concern about the exploitation of the planning system. A new policy blueprint will
pledge to address the small minority of travellers who occupy illegal or unauthorised
sites. The proposals will include plans to:

4.2

Create a new criminal offence of intentional trespass, as already in place in the


Republic Of Ireland. Trespassers who refuse to move after being asked to do
so by a uniformed police officer will face arrest. At present, trespass (which
does not involve criminal damage) is a civil offence - forcing the landowner to
go to court. This will allow both squatters and travellers occupying property
without permission of the landowner to be removed quickly.14

Government policy since 2010

Criminalising trespass?
The issue of making trespass a criminal offence was raised by Sajid Javid in two
Parliamentary Questions in 2010, at which time the Government responded that it was
considering the issue.15 Mr Javid asked a further Parliamentary Question on the topic in
February 2012:
Sajid Javid: To ask the Secretary of State for Justice if he will bring forward plans to
create an offence of intentional trespass to permit the removal of people occupying
property without the landowner's permission without the need for a court order. [95059]
Mr Blunt: The Government are considering how the law might be strengthened, but as
yet no firm decisions have been made. Any changes would need to be considered
against other commitments in the coalition agreementincluding the right to peaceful
protestand resources available to the police and justice authorities.
In the meantime, the Government are proposing in the Legal Aid, Sentencing and
Punishment of Offenders Bill to criminalise squatting in residential buildings. We hope
that this will bring relief to those whose lives are blighted by having their homes
occupied.16

A new offence of squatting in residential buildings was brought into law from
1 September 201217 by section 144 of the Legal Aid, Sentencing and Punishment of
Offenders Act 2012. The new offence is committed if a person enters the building as
trespasser and lives there or intends to live there for a period of time. To commit the offence
13
14
15
16
17

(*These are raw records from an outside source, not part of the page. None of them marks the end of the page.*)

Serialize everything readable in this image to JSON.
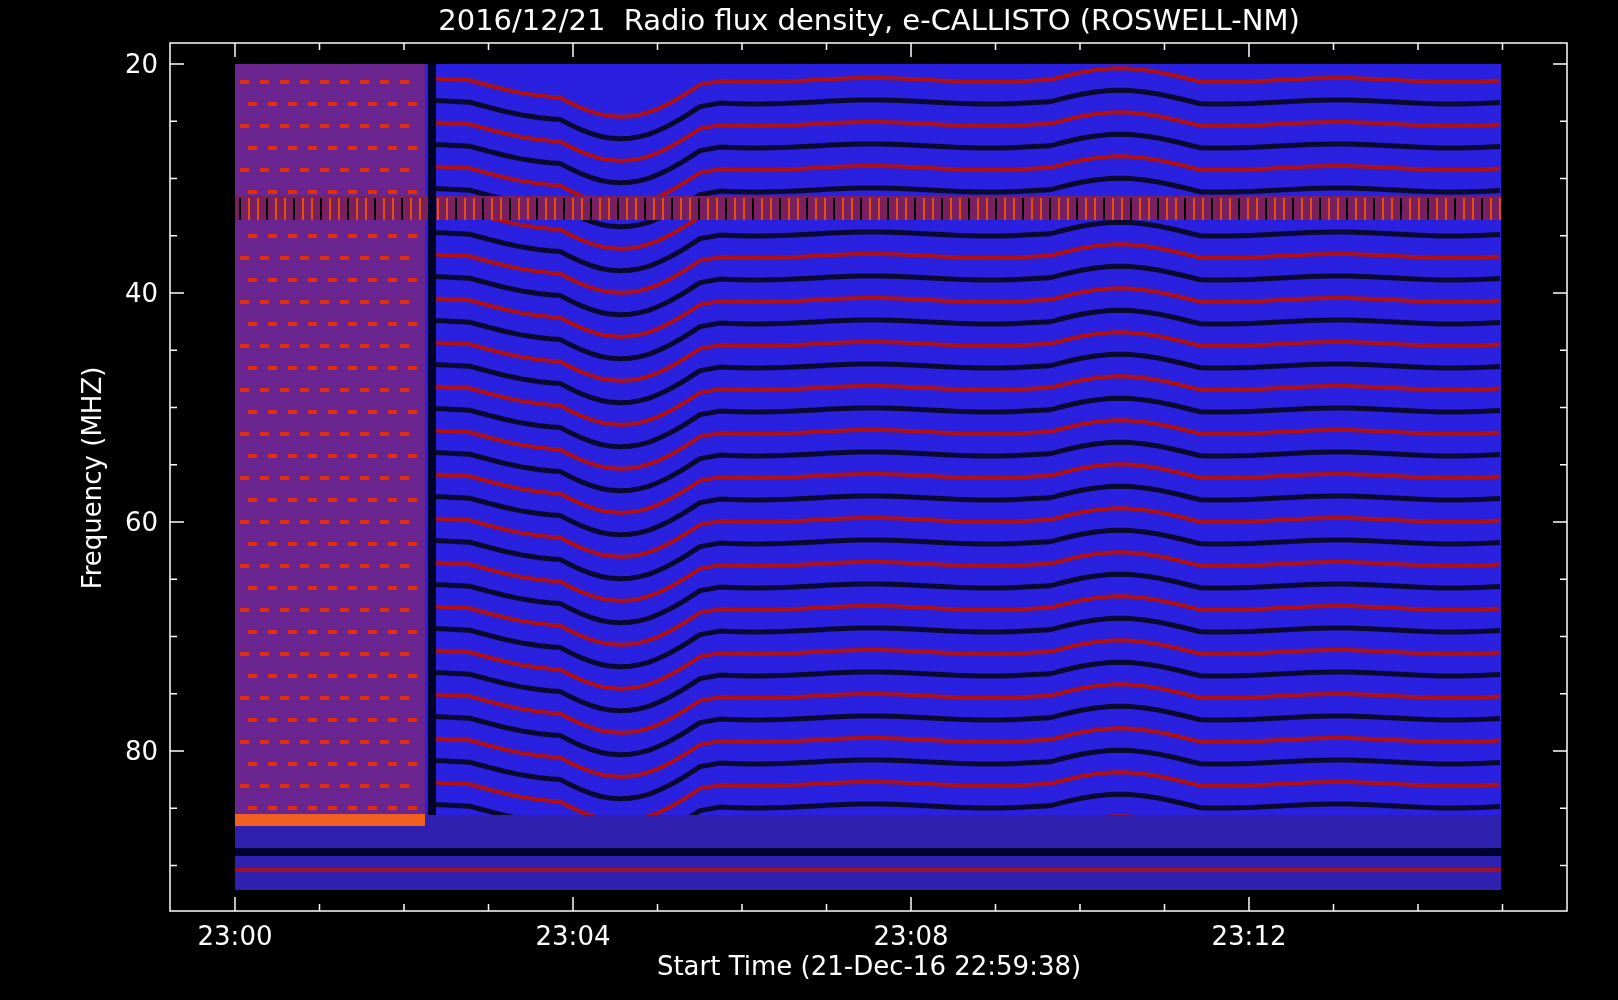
{
  "plot": {
    "title": "2016/12/21  Radio flux density, e-CALLISTO (ROSWELL-NM)",
    "xlabel": "Start Time (21-Dec-16 22:59:38)",
    "ylabel": "Frequency (MHZ)",
    "xticks": [
      "23:00",
      "23:04",
      "23:08",
      "23:12"
    ],
    "yticks": [
      "20",
      "40",
      "60",
      "80"
    ]
  }
}
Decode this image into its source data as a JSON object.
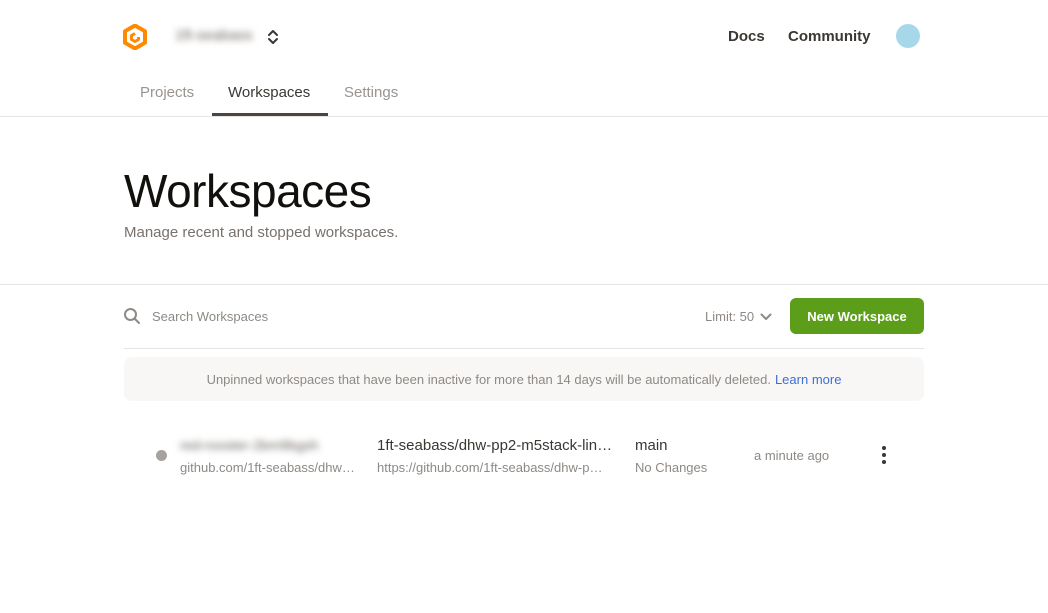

Conservative Party, Open Source Planning Green Paper, February 2010, p18
Conservatives pledge to tackle trespass, Conservative Home.12 February 2010 (accessed 30 October 2014)
HC Deb 12 July 2010 c596W and HC Deb 14 October 2010 c328
HC Deb 20 February 2012 c623W
Legal Aid, Sentencing and Punishment of Offenders Act 2012 (Commencement No. 1) Order 2012/1956

the person must know or ought to have known that they are a trespasser. The maximum
penalty for the offence is a term of not more than 51 weeks imprisonment or a fine of up to
5,000 (or both).18 Library Standard Note 355, Squatting in residential premises gives further
details.
In March 2012, in answer to a question from Chris Evans, Crispin Blunt indicated that the
Government had no plans to criminalise any other forms of trespass:
Chris Evans: To ask the Secretary of State for Justice whether he plans to make
trespassing a criminal offence. [98047]
Mr Blunt: There is already an offence of aggravated trespass under the Criminal
Justice and Public Order Act 1994. The Legal Aid, Sentencing and Punishment of
Offenders Bill includes provision to criminalise squatting in residential buildings. We
have no plans to criminalise other forms of trespass.19

18

19

For further information see Squatting in residential premises, House of Commons Library Standard Note
SN/SP/355, 20 July 2012
HC Deb 5 March 2012 c538W